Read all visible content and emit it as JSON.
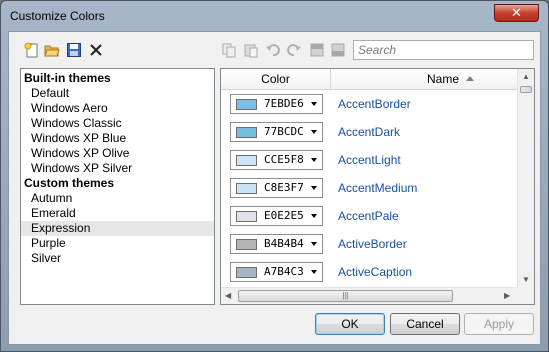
{
  "window": {
    "title": "Customize Colors",
    "close_label": "✕"
  },
  "toolbar": {
    "search_placeholder": "Search"
  },
  "themes": {
    "builtin_header": "Built-in themes",
    "builtin": [
      "Default",
      "Windows Aero",
      "Windows Classic",
      "Windows XP Blue",
      "Windows XP Olive",
      "Windows XP Silver"
    ],
    "custom_header": "Custom themes",
    "custom": [
      "Autumn",
      "Emerald",
      "Expression",
      "Purple",
      "Silver"
    ],
    "selected": "Expression"
  },
  "grid": {
    "col_color": "Color",
    "col_name": "Name",
    "rows": [
      {
        "hex": "7EBDE6",
        "name": "AccentBorder",
        "color": "#7ebde6"
      },
      {
        "hex": "77BCDC",
        "name": "AccentDark",
        "color": "#77bcdc"
      },
      {
        "hex": "CCE5F8",
        "name": "AccentLight",
        "color": "#cce5f8"
      },
      {
        "hex": "C8E3F7",
        "name": "AccentMedium",
        "color": "#c8e3f7"
      },
      {
        "hex": "E0E2E5",
        "name": "AccentPale",
        "color": "#e0e2e5"
      },
      {
        "hex": "B4B4B4",
        "name": "ActiveBorder",
        "color": "#b4b4b4"
      },
      {
        "hex": "A7B4C3",
        "name": "ActiveCaption",
        "color": "#a7b4c3"
      }
    ],
    "hscroll_grip": "|||"
  },
  "buttons": {
    "ok": "OK",
    "cancel": "Cancel",
    "apply": "Apply"
  }
}
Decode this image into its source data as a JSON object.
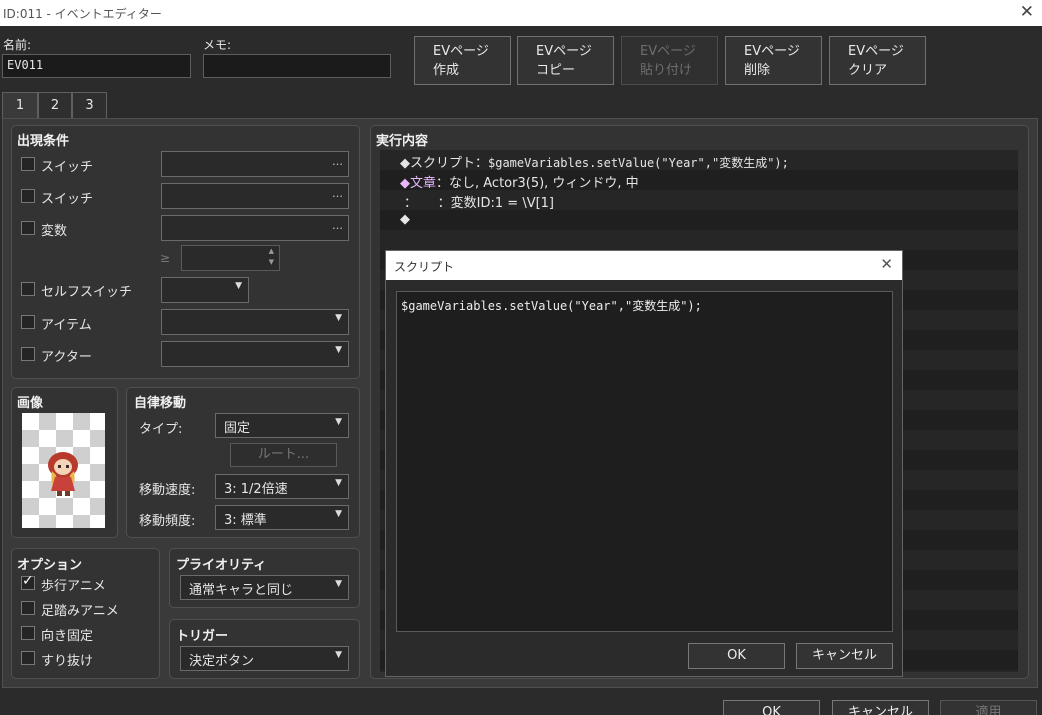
{
  "window": {
    "title": "ID:011 - イベントエディター"
  },
  "name": {
    "label": "名前:",
    "value": "EV011"
  },
  "memo": {
    "label": "メモ:",
    "value": ""
  },
  "toolbar": [
    {
      "line1": "EVページ",
      "line2": "作成",
      "enabled": true
    },
    {
      "line1": "EVページ",
      "line2": "コピー",
      "enabled": true
    },
    {
      "line1": "EVページ",
      "line2": "貼り付け",
      "enabled": false
    },
    {
      "line1": "EVページ",
      "line2": "削除",
      "enabled": true
    },
    {
      "line1": "EVページ",
      "line2": "クリア",
      "enabled": true
    }
  ],
  "tabs": [
    "1",
    "2",
    "3"
  ],
  "conditions": {
    "title": "出現条件",
    "switch1": "スイッチ",
    "switch2": "スイッチ",
    "variable": "変数",
    "ge": "≥",
    "self_switch": "セルフスイッチ",
    "item": "アイテム",
    "actor": "アクター",
    "dots": "…"
  },
  "image": {
    "title": "画像"
  },
  "movement": {
    "title": "自律移動",
    "type_label": "タイプ:",
    "type_value": "固定",
    "route_button": "ルート...",
    "speed_label": "移動速度:",
    "speed_value": "3: 1/2倍速",
    "freq_label": "移動頻度:",
    "freq_value": "3: 標準"
  },
  "options": {
    "title": "オプション",
    "walk_anim": {
      "label": "歩行アニメ",
      "checked": true
    },
    "step_anim": {
      "label": "足踏みアニメ",
      "checked": false
    },
    "dir_fix": {
      "label": "向き固定",
      "checked": false
    },
    "through": {
      "label": "すり抜け",
      "checked": false
    }
  },
  "priority": {
    "title": "プライオリティ",
    "value": "通常キャラと同じ"
  },
  "trigger": {
    "title": "トリガー",
    "value": "決定ボタン"
  },
  "contents": {
    "title": "実行内容",
    "line1_prefix": "◆スクリプト：",
    "line1_code": "$gameVariables.setValue(\"Year\",\"変数生成\");",
    "line2_prefix": "◆文章",
    "line2_rest": "：なし, Actor3(5), ウィンドウ, 中",
    "line3": "：     ：変数ID:1 = \\V[1]",
    "line4": "◆"
  },
  "script_dialog": {
    "title": "スクリプト",
    "code": "$gameVariables.setValue(\"Year\",\"変数生成\");",
    "ok": "OK",
    "cancel": "キャンセル"
  },
  "footer": {
    "ok": "OK",
    "cancel": "キャンセル",
    "apply": "適用"
  }
}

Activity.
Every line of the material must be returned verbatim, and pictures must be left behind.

Response for this exercise.
Read all visible content and emit it as JSON.
{
  "window": {
    "title": "Customize Colors",
    "close_label": "✕"
  },
  "toolbar": {
    "search_placeholder": "Search"
  },
  "themes": {
    "builtin_header": "Built-in themes",
    "builtin": [
      "Default",
      "Windows Aero",
      "Windows Classic",
      "Windows XP Blue",
      "Windows XP Olive",
      "Windows XP Silver"
    ],
    "custom_header": "Custom themes",
    "custom": [
      "Autumn",
      "Emerald",
      "Expression",
      "Purple",
      "Silver"
    ],
    "selected": "Expression"
  },
  "grid": {
    "col_color": "Color",
    "col_name": "Name",
    "rows": [
      {
        "hex": "7EBDE6",
        "name": "AccentBorder",
        "color": "#7ebde6"
      },
      {
        "hex": "77BCDC",
        "name": "AccentDark",
        "color": "#77bcdc"
      },
      {
        "hex": "CCE5F8",
        "name": "AccentLight",
        "color": "#cce5f8"
      },
      {
        "hex": "C8E3F7",
        "name": "AccentMedium",
        "color": "#c8e3f7"
      },
      {
        "hex": "E0E2E5",
        "name": "AccentPale",
        "color": "#e0e2e5"
      },
      {
        "hex": "B4B4B4",
        "name": "ActiveBorder",
        "color": "#b4b4b4"
      },
      {
        "hex": "A7B4C3",
        "name": "ActiveCaption",
        "color": "#a7b4c3"
      }
    ],
    "hscroll_grip": "|||"
  },
  "buttons": {
    "ok": "OK",
    "cancel": "Cancel",
    "apply": "Apply"
  }
}
Decode this image into its source data as a JSON object.
{
  "window": {
    "title": "ID:011 - イベントエディター"
  },
  "name": {
    "label": "名前:",
    "value": "EV011"
  },
  "memo": {
    "label": "メモ:",
    "value": ""
  },
  "toolbar": [
    {
      "line1": "EVページ",
      "line2": "作成",
      "enabled": true
    },
    {
      "line1": "EVページ",
      "line2": "コピー",
      "enabled": true
    },
    {
      "line1": "EVページ",
      "line2": "貼り付け",
      "enabled": false
    },
    {
      "line1": "EVページ",
      "line2": "削除",
      "enabled": true
    },
    {
      "line1": "EVページ",
      "line2": "クリア",
      "enabled": true
    }
  ],
  "tabs": [
    "1",
    "2",
    "3"
  ],
  "conditions": {
    "title": "出現条件",
    "switch1": "スイッチ",
    "switch2": "スイッチ",
    "variable": "変数",
    "ge": "≥",
    "self_switch": "セルフスイッチ",
    "item": "アイテム",
    "actor": "アクター",
    "dots": "…"
  },
  "image": {
    "title": "画像"
  },
  "movement": {
    "title": "自律移動",
    "type_label": "タイプ:",
    "type_value": "固定",
    "route_button": "ルート...",
    "speed_label": "移動速度:",
    "speed_value": "3: 1/2倍速",
    "freq_label": "移動頻度:",
    "freq_value": "3: 標準"
  },
  "options": {
    "title": "オプション",
    "walk_anim": {
      "label": "歩行アニメ",
      "checked": true
    },
    "step_anim": {
      "label": "足踏みアニメ",
      "checked": false
    },
    "dir_fix": {
      "label": "向き固定",
      "checked": false
    },
    "through": {
      "label": "すり抜け",
      "checked": false
    }
  },
  "priority": {
    "title": "プライオリティ",
    "value": "通常キャラと同じ"
  },
  "trigger": {
    "title": "トリガー",
    "value": "決定ボタン"
  },
  "contents": {
    "title": "実行内容",
    "line1_prefix": "◆スクリプト：",
    "line1_code": "$gameVariables.setValue(\"Year\",\"変数生成\");",
    "line2_prefix": "◆文章",
    "line2_rest": "：なし, Actor3(5), ウィンドウ, 中",
    "line3": "：     ：変数ID:1 = \\V[1]",
    "line4": "◆"
  },
  "script_dialog": {
    "title": "スクリプト",
    "code": "$gameVariables.setValue(\"Year\",\"変数生成\");",
    "ok": "OK",
    "cancel": "キャンセル"
  },
  "footer": {
    "ok": "OK",
    "cancel": "キャンセル",
    "apply": "適用"
  }
}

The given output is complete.